Background: A series of infection control measures were introduced at the University Hospitals of Leicester NHS Trust in 2006-2007 to reduce the incidence of Clostridium difficile infection.
Aim: The aim of this study was to assess the impact of these measures on the incidence of C. difficile and to record the associated mortality in hip fracture patients.
Patients and methods: A case matched comparison of mortality was conducted between C. difficile positive patients and C. difficile negative patients admitted with a hip fracture between 1st January 2003 and 30th September 2007. An interrupted time series analysis was performed to assess the effect of various infection control policies on the incidence of C. difficile infection.

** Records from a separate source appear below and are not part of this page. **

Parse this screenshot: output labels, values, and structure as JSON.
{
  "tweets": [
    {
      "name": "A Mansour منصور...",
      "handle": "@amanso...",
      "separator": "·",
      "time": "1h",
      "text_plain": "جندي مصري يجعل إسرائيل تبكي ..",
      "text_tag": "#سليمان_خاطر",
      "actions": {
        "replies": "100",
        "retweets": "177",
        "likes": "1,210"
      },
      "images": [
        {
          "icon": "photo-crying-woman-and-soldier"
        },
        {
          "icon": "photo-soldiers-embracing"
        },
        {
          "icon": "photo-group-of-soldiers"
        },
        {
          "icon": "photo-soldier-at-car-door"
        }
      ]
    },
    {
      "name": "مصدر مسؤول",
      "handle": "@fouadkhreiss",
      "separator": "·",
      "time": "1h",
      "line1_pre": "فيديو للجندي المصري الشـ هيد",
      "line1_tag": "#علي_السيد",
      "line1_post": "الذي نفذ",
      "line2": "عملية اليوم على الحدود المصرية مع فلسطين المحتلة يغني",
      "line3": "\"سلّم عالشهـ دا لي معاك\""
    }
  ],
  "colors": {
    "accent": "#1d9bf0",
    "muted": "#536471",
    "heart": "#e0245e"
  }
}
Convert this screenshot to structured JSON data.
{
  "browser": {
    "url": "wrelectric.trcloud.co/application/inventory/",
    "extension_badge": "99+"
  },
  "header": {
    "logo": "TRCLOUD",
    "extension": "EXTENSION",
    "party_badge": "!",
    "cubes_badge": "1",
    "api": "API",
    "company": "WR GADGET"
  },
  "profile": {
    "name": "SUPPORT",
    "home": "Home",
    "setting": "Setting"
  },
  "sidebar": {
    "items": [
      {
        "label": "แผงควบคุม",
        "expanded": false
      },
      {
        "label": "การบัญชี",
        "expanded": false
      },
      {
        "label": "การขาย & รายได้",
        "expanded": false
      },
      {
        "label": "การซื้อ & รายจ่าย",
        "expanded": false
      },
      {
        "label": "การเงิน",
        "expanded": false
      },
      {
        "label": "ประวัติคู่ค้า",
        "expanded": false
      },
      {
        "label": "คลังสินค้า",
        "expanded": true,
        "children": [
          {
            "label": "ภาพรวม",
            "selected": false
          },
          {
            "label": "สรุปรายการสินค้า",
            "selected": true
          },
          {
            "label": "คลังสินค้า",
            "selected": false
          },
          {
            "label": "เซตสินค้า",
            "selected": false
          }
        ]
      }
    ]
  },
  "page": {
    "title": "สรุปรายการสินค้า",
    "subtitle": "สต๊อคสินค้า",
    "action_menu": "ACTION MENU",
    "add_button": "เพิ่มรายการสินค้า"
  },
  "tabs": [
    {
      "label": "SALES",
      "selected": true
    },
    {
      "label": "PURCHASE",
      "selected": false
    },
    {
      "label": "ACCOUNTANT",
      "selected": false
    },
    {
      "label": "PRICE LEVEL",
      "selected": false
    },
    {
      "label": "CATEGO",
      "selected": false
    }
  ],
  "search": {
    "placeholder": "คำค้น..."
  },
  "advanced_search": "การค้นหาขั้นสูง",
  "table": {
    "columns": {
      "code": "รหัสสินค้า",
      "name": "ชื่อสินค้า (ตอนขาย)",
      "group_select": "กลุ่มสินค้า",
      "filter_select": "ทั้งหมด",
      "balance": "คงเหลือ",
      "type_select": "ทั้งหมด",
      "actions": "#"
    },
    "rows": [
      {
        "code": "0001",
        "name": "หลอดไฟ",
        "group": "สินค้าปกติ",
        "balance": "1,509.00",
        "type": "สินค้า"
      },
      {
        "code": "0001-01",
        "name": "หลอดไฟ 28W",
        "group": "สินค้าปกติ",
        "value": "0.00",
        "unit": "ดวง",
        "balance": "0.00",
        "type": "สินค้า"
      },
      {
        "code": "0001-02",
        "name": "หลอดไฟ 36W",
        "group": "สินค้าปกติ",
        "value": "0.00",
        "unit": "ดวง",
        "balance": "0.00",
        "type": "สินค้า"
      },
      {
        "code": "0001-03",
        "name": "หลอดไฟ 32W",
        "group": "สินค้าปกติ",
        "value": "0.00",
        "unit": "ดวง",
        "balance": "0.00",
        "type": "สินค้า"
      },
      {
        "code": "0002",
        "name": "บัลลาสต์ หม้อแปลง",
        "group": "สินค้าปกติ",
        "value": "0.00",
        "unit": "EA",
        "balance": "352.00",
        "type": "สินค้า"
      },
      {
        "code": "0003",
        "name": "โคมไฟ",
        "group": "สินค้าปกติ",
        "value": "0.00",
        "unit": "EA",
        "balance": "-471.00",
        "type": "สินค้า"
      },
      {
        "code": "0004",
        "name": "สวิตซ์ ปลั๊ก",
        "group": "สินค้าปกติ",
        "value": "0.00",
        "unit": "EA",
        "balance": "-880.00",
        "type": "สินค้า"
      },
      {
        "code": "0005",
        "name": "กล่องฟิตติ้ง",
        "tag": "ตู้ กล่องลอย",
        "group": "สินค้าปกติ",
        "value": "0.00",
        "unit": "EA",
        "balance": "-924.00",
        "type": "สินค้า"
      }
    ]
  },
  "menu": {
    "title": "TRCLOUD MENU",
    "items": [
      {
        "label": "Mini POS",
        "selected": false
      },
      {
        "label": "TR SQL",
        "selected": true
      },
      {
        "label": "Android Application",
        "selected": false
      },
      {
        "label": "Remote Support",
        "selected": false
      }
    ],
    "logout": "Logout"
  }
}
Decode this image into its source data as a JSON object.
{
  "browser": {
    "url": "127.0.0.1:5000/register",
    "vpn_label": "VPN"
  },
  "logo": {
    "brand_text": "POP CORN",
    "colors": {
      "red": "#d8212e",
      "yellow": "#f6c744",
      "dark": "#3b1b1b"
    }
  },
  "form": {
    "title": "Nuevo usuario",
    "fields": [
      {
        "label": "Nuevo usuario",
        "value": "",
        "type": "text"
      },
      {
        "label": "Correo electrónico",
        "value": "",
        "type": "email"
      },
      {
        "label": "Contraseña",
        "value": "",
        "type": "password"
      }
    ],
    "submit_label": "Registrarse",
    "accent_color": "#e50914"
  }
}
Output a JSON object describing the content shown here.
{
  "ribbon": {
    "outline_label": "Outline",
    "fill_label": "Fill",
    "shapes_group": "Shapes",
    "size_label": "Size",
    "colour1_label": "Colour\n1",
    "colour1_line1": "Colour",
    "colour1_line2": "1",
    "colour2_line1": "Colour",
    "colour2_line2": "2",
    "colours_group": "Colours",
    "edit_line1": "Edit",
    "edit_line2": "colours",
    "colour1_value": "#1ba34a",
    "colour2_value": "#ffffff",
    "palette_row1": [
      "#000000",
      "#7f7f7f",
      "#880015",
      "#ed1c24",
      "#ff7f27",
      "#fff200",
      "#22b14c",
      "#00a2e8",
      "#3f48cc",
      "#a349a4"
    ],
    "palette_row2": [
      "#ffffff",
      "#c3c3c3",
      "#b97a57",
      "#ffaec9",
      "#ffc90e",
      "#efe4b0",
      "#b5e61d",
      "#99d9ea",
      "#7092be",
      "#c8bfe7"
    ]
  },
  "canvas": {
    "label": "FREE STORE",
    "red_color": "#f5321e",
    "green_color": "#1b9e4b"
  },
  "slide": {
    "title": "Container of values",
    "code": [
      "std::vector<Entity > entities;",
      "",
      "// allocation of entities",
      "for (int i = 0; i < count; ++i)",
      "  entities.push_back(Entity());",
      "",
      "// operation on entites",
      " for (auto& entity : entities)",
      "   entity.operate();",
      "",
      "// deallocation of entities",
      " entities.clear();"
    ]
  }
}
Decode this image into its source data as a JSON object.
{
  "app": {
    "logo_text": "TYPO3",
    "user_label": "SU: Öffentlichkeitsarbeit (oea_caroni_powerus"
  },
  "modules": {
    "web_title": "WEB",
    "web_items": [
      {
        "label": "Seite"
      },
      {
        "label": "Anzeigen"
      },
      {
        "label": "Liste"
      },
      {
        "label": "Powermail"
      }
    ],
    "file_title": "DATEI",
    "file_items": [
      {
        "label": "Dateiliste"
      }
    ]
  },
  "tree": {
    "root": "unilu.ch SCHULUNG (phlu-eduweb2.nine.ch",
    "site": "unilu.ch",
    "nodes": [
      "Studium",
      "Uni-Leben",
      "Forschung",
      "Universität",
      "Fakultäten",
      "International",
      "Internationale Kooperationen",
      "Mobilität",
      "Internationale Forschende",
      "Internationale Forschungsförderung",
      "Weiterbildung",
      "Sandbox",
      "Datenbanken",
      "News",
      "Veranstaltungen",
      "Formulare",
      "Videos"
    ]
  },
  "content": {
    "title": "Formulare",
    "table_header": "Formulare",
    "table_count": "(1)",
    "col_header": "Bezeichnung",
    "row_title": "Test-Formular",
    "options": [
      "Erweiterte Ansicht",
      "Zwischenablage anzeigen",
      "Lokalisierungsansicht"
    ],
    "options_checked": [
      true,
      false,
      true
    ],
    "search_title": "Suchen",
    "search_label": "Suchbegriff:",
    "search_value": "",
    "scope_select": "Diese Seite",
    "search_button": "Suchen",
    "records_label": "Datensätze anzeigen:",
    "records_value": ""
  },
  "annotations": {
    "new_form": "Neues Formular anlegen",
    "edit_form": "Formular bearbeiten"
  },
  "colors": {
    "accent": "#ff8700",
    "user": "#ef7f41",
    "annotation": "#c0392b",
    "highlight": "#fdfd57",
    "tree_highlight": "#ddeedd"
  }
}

Results: The interrupted time series analysis showed that the only effective measure was changing antimicrobial prophylaxis to Co-amoxiclav in May 2007. This reduced the incidence of C. difficile from 7.1 to 1.5% (p<0.001). Six-month mortality in C. difficile positive patients was 71% 1 year before introduction of a diarrhoea treatment policy and 65% 1 year after (p=0.5) indicating treatment was ineffective. A matched cohort comparison over a 57-month period from January 2003 to September 2007 showed that the 6-month mortality was 67% in 170 C. difficile positive patients, 27% in 3247 C. difficile negative patients and 29% in the 170 C. difficile negative matched patients.
Conclusion: This 38% excess mortality indicated that C. difficile increased mortality and did not simply colonise the sickest patients. Changing prophylaxis to Co-amoxiclav was the most effective measure. This reduced the incidence of C. difficile by 80% and thus reduced mortality by prevention rather than cure.